Uherský Ostroh

Uherský Ostroh is a small but pretty town in the Zlín Region in eastern Moravia. It belongs to the Slovácko cultural region, also known as Moravian Slovakia. The inhabitants of this region speak Moravian dialects of the Czech language, but the varieties spoken in Slovácko have strong Slovak influences. Because of the proximity to Slovakia, the culture of the region shares many similarities with the Slovak culture. Therefore, the region was named Slovácko (Slovakia is called Slovensko in Czech).

Uherský Ostroh is situated on the Morava river, which is the river that gave name to the region of Moravia.

Basic Facts
Uherský Ostroh
Historical Land
First Mentioned
4320 (2017)
26.52 km²
Postal Code
687 24
Phone Area Code
(+420) 572
Nearest Int. Airport
Brno–Tuřany (BRQ)
Nearest/Main Train Station
Uherský Ostroh

Getting to Uherský Ostroh

Getting there by public transportation is very simple. There is a train station in the town, with relatively frequent direct connections to Brno, Uherské Hradiště, Uherský Brod and several other towns in the region. If you stay in Moravian Tuscany, Uherský Ostroh might be an interesting day trip and there is a direct train from Kyjov.

Main Sights

Uherský Ostroh Chateau is the most important landmark in this cozy Moravian town. It is a former castle, built in the 2nd half of the 13th century. The Šternberk (Sternberg) family, who owned the castle, converted it into a renaissance chateau in the 16th century. Nowadays, the chateau is owned by the town of Uherský Ostroh and is protected as a cultural monument.

Náměstí Sv. Ondřeje is the central square of the town. As in many other Czech towns, the central square features picturesque tenement houses.

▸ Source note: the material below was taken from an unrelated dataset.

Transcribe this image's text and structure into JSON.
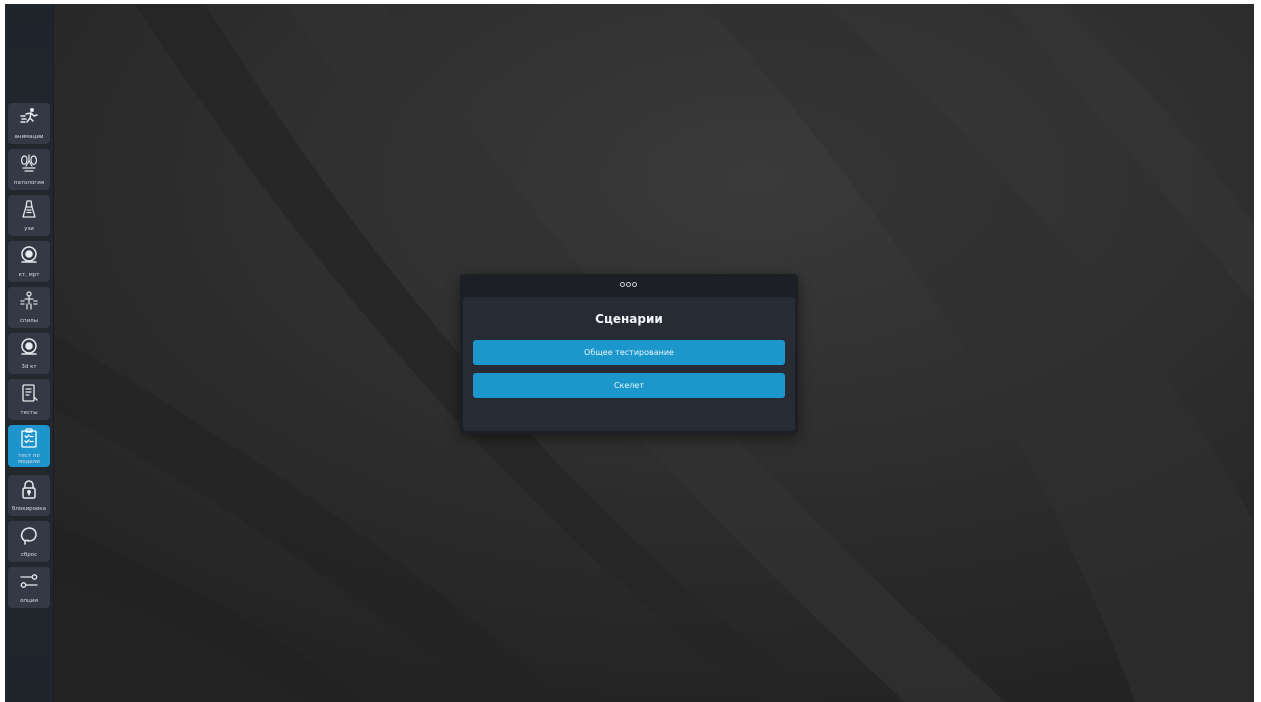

They may not be as spectacular as, for example, the ones in Telč, but they are still a pleasant view, if you like typical Central European towns.

The Jewish cemetery in Uherský Ostroh was founded in 1862. There are around 200 gravestones in the cemetery and a further approximately 100 were moved there after the liquidation of an older cemetery in 1954. The oldest of these moved tombstones are from the 16th century. The Jewish community of the town ceased to exist after the Holocaust. The cemetery is protected as a cultural monument.

The characteristic arch bridge over the Morava river is also protected as a cultural monument. It was built in 1928.